“Just because something is in the federal tax code, there’s no guarantee every state follows suit in a similar way. We had a client who’d been living in Georgia and wanted to move back home to Pennsylvania. That year, he had a highly appreciated security with a low cost basis. He also had a $5 million capital loss carryforward from his prior advisor. The client was already on a glide path to reduce his exposure in his highly appreciated, concentrated stock, but the new problem was that the state of Pennsylvania does not recognize the federal capital loss carryforward the way Georgia does. Could moving when he wanted to really cost him an additional $150,000 in state taxes? We found a solution.”
Waldron recommended the client reset his tax basis by recognizing the capital gain of his stock and immediately buying it back. He did just that, stepping up his cost basis from $10,000 to $5 million prior to establishing residency in Pennsylvania. Since the stock sale was at a gain, and not a loss, it was deemed to not fall under the IRS ‘wash sale rule’, which prohibits the sale and re-purchase of identical or similar stocks within 30 days in an effort to avoid taxes.

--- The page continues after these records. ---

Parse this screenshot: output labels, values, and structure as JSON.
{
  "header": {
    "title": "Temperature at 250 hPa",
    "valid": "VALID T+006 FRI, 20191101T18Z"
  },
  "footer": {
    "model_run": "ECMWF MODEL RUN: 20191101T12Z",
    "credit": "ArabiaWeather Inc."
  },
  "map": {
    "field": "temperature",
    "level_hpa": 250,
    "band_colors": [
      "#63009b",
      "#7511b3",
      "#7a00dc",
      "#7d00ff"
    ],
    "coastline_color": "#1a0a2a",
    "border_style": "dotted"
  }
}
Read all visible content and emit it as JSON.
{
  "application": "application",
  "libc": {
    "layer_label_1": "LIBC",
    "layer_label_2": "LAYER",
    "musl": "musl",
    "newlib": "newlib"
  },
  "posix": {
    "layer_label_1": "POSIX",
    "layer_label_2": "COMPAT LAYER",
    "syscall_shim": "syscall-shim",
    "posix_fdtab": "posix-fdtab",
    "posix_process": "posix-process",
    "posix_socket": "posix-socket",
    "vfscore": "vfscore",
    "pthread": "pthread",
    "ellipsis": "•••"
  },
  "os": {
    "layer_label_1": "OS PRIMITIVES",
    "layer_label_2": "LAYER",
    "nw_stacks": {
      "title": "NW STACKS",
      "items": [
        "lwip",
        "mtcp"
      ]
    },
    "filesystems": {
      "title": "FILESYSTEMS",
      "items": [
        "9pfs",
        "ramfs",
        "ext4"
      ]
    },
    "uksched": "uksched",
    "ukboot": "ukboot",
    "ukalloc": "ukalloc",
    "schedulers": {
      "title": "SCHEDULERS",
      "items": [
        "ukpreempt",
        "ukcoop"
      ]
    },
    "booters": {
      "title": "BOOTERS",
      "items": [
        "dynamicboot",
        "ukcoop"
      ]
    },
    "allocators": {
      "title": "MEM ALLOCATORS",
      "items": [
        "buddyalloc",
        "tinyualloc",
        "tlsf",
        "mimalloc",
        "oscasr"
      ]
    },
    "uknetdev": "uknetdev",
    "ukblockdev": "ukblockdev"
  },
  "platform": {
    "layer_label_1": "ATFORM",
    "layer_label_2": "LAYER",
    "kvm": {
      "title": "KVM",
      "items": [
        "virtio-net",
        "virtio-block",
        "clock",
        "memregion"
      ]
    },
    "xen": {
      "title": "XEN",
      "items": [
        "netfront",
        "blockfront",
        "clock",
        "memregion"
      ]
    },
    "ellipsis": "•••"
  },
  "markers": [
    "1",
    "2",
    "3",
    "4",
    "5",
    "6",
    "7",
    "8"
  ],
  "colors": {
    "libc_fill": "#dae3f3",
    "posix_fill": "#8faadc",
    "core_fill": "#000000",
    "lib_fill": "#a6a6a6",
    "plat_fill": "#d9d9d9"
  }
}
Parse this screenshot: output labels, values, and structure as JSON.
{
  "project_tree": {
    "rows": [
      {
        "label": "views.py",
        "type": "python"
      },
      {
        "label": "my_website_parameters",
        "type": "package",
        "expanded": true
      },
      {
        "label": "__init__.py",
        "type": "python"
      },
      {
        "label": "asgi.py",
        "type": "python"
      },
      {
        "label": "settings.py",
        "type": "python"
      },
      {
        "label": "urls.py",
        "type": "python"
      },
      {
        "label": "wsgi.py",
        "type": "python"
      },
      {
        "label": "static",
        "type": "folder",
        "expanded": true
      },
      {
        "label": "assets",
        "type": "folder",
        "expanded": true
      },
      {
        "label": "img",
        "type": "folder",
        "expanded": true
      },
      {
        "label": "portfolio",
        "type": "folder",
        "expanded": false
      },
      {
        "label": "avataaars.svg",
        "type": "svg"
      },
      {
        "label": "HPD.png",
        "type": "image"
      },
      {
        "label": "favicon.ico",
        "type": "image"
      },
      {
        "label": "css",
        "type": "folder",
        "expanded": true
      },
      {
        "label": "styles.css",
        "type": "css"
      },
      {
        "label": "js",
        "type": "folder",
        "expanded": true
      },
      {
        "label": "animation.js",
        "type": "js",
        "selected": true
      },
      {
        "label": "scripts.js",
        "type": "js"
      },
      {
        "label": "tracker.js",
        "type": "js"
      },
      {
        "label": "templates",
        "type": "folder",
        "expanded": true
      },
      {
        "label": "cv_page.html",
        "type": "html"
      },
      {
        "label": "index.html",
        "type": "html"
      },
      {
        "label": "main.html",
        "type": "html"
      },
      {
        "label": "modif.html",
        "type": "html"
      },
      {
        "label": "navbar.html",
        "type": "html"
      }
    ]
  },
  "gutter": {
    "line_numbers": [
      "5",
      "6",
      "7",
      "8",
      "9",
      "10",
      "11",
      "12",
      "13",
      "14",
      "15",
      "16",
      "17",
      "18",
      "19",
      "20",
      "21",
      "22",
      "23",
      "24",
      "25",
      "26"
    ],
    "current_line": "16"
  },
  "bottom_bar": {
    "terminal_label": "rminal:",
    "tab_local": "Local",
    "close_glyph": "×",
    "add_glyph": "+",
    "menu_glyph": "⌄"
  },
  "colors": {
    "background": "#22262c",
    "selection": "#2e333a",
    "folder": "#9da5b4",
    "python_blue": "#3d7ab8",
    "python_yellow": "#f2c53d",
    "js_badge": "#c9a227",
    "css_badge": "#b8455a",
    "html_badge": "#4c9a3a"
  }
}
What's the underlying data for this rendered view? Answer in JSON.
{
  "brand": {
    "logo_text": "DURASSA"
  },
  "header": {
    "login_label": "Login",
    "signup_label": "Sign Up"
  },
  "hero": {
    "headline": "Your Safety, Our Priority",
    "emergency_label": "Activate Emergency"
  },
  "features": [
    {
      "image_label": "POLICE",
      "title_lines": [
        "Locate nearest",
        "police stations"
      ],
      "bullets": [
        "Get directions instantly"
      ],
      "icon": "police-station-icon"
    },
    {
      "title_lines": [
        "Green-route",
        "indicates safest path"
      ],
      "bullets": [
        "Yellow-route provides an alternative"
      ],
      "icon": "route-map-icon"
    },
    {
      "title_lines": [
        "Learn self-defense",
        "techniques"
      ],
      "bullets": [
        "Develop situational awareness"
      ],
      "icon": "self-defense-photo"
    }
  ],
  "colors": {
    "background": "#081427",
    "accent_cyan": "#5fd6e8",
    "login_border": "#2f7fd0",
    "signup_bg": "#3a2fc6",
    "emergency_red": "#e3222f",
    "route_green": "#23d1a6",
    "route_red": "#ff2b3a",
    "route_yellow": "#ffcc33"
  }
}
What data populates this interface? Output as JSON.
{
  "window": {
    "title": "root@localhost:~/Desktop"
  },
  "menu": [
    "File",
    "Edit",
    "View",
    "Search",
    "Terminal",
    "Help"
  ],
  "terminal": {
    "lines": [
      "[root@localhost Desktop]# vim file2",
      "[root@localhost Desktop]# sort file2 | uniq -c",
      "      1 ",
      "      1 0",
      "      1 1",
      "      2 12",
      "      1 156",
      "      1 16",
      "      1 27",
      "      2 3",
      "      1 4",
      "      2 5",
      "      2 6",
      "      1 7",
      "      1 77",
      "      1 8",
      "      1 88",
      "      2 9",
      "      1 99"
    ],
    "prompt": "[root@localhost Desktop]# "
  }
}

Once the client was back in the state of Pennsylvania, he continued his long-term plan to reduce his overall exposure to the single stock, but did so in a way that was exempt from Pennsylvania state tax.